▶ **Activity**
At the line with "Serialize everything readable", start repeating the data, and continue line by line through the final line, exactly.

▶ **Data records**
-- -- --

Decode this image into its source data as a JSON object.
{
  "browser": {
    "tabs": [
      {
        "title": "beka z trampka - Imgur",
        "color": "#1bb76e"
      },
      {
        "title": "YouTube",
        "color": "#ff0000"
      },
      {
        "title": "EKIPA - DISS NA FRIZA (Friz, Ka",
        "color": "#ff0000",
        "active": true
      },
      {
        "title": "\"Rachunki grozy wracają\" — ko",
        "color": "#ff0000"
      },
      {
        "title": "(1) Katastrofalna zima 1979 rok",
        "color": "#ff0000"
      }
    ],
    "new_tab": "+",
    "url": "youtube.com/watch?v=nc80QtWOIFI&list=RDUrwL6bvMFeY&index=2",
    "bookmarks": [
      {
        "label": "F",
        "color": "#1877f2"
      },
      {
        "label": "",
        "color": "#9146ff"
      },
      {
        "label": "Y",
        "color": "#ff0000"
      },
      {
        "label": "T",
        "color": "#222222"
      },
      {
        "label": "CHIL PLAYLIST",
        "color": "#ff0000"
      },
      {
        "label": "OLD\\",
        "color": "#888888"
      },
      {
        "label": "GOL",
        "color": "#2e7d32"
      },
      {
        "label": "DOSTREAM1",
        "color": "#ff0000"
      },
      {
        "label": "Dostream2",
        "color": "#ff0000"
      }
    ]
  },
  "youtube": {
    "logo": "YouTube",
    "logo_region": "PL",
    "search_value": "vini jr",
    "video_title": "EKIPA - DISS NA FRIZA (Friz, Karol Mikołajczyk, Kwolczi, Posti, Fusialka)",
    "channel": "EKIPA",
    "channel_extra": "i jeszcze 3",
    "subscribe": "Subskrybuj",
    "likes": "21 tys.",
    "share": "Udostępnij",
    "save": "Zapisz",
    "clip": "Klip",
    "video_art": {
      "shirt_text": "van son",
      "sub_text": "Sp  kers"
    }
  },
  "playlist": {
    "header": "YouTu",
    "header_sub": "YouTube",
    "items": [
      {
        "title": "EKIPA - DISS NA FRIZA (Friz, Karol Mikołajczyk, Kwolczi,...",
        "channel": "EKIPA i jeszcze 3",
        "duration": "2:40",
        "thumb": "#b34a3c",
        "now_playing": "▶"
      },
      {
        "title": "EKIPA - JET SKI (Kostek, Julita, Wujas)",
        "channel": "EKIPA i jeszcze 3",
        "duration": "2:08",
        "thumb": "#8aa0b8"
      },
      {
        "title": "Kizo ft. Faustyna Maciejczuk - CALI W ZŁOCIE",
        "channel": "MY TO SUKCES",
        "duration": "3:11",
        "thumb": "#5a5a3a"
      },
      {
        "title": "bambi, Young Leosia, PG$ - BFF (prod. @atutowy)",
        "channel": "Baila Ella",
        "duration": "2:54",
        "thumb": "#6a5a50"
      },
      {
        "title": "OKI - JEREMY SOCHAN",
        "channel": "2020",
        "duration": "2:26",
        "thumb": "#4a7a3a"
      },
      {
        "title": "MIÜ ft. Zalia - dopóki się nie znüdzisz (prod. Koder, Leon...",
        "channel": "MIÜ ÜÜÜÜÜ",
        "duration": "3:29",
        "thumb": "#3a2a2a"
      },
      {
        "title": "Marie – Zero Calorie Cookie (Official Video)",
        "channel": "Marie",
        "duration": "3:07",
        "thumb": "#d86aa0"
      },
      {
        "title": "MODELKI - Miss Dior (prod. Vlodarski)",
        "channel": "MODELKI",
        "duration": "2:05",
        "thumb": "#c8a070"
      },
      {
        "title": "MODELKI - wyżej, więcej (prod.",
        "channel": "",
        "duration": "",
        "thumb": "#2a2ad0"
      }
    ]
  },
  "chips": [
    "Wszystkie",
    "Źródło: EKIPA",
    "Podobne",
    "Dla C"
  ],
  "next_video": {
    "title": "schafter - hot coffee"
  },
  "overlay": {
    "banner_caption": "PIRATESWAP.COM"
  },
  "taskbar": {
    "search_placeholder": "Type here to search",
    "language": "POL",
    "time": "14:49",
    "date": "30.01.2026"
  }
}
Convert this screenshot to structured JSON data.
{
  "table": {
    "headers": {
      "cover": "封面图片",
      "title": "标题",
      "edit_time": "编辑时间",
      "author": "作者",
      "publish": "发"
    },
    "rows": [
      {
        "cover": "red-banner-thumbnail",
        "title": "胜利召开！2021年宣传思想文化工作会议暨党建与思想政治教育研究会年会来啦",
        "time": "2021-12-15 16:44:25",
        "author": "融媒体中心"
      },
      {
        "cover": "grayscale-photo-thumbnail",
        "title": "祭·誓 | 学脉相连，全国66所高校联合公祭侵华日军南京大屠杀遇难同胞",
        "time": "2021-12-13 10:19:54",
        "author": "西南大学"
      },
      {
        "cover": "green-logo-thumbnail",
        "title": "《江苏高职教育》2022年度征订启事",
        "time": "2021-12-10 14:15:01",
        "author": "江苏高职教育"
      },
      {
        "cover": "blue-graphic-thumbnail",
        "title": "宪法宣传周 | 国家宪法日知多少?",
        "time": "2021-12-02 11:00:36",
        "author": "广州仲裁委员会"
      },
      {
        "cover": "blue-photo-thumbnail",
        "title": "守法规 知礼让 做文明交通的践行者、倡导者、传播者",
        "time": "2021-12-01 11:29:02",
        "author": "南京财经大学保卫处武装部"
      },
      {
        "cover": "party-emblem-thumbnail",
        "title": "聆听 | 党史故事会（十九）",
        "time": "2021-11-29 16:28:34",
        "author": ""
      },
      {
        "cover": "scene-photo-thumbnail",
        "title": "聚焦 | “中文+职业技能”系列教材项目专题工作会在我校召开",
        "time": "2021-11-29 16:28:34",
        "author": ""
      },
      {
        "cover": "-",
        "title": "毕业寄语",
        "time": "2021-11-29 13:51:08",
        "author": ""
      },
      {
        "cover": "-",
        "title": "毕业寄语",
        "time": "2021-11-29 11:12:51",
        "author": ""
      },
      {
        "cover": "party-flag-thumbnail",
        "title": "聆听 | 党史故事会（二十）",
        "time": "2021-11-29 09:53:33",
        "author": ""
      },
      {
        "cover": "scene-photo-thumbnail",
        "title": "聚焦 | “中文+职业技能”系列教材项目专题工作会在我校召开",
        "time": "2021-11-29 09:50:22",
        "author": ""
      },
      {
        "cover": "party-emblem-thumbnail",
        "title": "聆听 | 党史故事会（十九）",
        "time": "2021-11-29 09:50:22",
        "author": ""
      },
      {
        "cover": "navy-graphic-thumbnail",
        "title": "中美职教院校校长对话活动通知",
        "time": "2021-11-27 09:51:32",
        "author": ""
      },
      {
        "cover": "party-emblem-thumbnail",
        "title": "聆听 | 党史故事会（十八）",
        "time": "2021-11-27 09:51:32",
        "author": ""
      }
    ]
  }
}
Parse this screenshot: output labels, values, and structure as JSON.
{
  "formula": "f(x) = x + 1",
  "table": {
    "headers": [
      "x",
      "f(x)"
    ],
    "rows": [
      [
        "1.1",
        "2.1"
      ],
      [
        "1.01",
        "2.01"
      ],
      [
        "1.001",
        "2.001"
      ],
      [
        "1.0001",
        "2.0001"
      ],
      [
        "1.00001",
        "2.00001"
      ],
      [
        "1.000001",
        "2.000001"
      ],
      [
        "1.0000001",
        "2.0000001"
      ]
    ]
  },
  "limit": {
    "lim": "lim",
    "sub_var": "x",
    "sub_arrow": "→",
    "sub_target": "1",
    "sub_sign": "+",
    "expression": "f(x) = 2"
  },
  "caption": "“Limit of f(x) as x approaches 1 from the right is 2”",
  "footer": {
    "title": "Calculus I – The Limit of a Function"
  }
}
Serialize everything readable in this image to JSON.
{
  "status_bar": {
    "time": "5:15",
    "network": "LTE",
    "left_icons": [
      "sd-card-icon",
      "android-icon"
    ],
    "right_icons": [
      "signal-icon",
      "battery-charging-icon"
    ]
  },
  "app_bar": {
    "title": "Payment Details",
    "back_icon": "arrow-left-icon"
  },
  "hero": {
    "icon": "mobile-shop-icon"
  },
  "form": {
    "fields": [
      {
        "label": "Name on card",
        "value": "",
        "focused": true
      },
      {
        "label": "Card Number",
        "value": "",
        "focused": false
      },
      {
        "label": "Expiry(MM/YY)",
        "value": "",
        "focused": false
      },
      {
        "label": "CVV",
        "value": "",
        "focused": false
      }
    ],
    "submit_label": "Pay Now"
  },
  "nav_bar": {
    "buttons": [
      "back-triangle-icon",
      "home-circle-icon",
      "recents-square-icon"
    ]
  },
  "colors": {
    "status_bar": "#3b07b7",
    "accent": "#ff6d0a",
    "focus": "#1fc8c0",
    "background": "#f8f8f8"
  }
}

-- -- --

▶ **Written answer**
Serialize everything readable in this image to JSON.
{
  "status_bar": {
    "time": "5:15",
    "network": "LTE",
    "left_icons": [
      "sd-card-icon",
      "android-icon"
    ],
    "right_icons": [
      "signal-icon",
      "battery-charging-icon"
    ]
  },
  "app_bar": {
    "title": "Payment Details",
    "back_icon": "arrow-left-icon"
  },
  "hero": {
    "icon": "mobile-shop-icon"
  },
  "form": {
    "fields": [
      {
        "label": "Name on card",
        "value": "",
        "focused": true
      },
      {
        "label": "Card Number",
        "value": "",
        "focused": false
      },
      {
        "label": "Expiry(MM/YY)",
        "value": "",
        "focused": false
      },
      {
        "label": "CVV",
        "value": "",
        "focused": false
      }
    ],
    "submit_label": "Pay Now"
  },
  "nav_bar": {
    "buttons": [
      "back-triangle-icon",
      "home-circle-icon",
      "recents-square-icon"
    ]
  },
  "colors": {
    "status_bar": "#3b07b7",
    "accent": "#ff6d0a",
    "focus": "#1fc8c0",
    "background": "#f8f8f8"
  }
}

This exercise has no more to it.